But for many students at Doxa School in Bendigo, the changes proved a boon for their learning.
Principal John Russell said that while some students naturally found the shift difficult, many became more engaged in their education.
"Our connection to learning and attendance through the online medium was probably higher than it was prior," Mr Russell said.
The school provides a flexible learning environment for students who have difficulties in mainstream schools and are at risk of not completing their compulsory education.
During Victoria's school shutdown, Doxa staff delivered most of their teaching online, but each class group also had an in-person session they could attend each week, although only a small proportion of students chose to go to school.
Mr Russell said the flexibility of online learning worked well for a lot of students.
Anxiety around coronavirus was also quite high, he said, and most students felt safer at home.
Mr Russell said many students also experienced anxiety in social settings but being at home removed that, which meant they were better able to engage with their work.
All students were provided with the equipment needed to learn online.
"What they've missed out on is the social connection and being able to be supported with that social stuff," Mr Russell said.
However, students and their families had daily connection with both teachers and wellbeing workers online, sometimes more than once per day.
Mr Russell said the involvement of families helped keep students on track.
The shutdown period also provided staff with an opportunity to learn how to use different platforms to teach, he said, which would hopefully make it easier to support students into the future.
Students will return to the school on Tuesday.
Mr Russell said the first week would most likely involve shorter sessions to help students reorient themselves and ease any anxiety.
While he was looking forward to seeing students back at school, Mr Russell said some would choose to work from home for longer, and the school would continue to support them with that.
The school will also have to adapt some of its usual programs, to keep everyone safe in the ongoing pandemic.
A significant focus of the school's program is connection to the community, and giving students opportunities they might not have otherwise.
This often involves excursions to various venues, overnight camps and long-distance travel, which are all restricted due to COVID-19 health measures.
"Those sorts of activities we're rethinking for the year," Mr Russell said.
He said the school was otherwise taking things term by term - being a small, flexible-learning school, it could adapt quickly.
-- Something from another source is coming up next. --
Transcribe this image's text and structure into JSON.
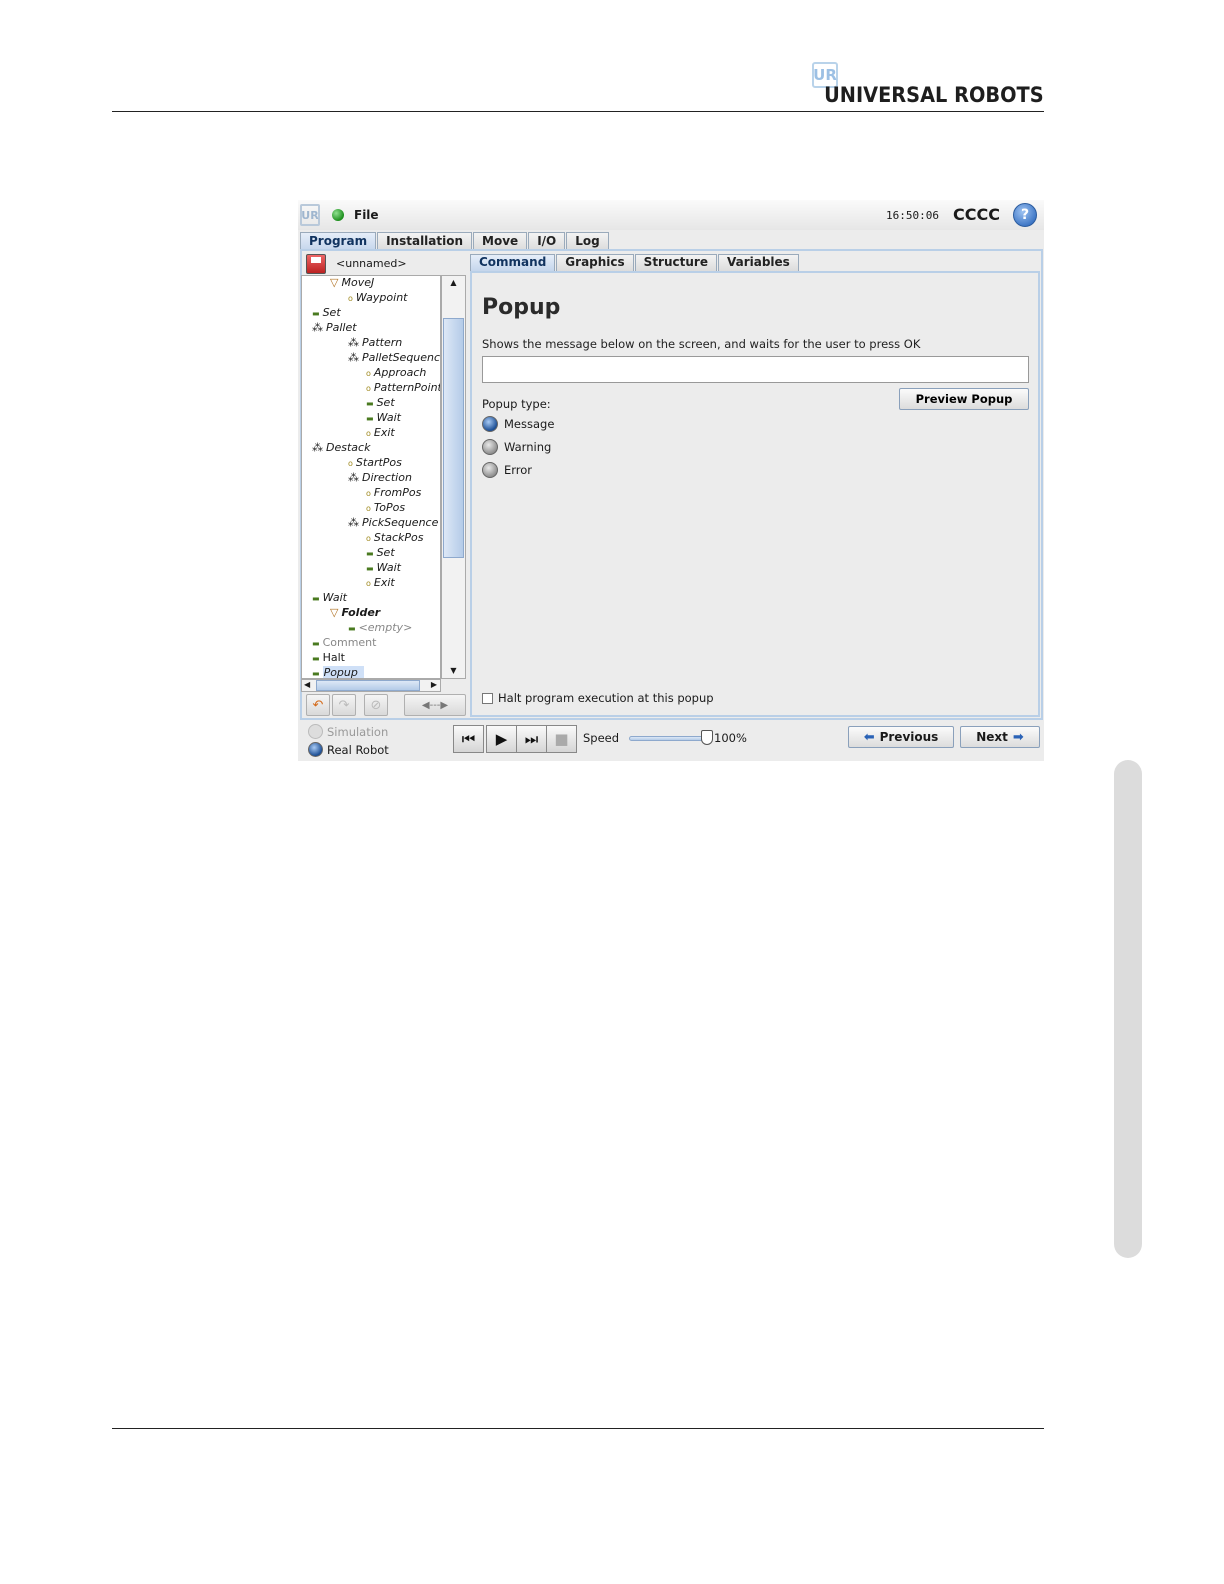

Mr Russell said students, families and staff had all been "brilliant" in how they had adapted to the changing circumstances this year.
"I can't speak highly enough of the school community," he said.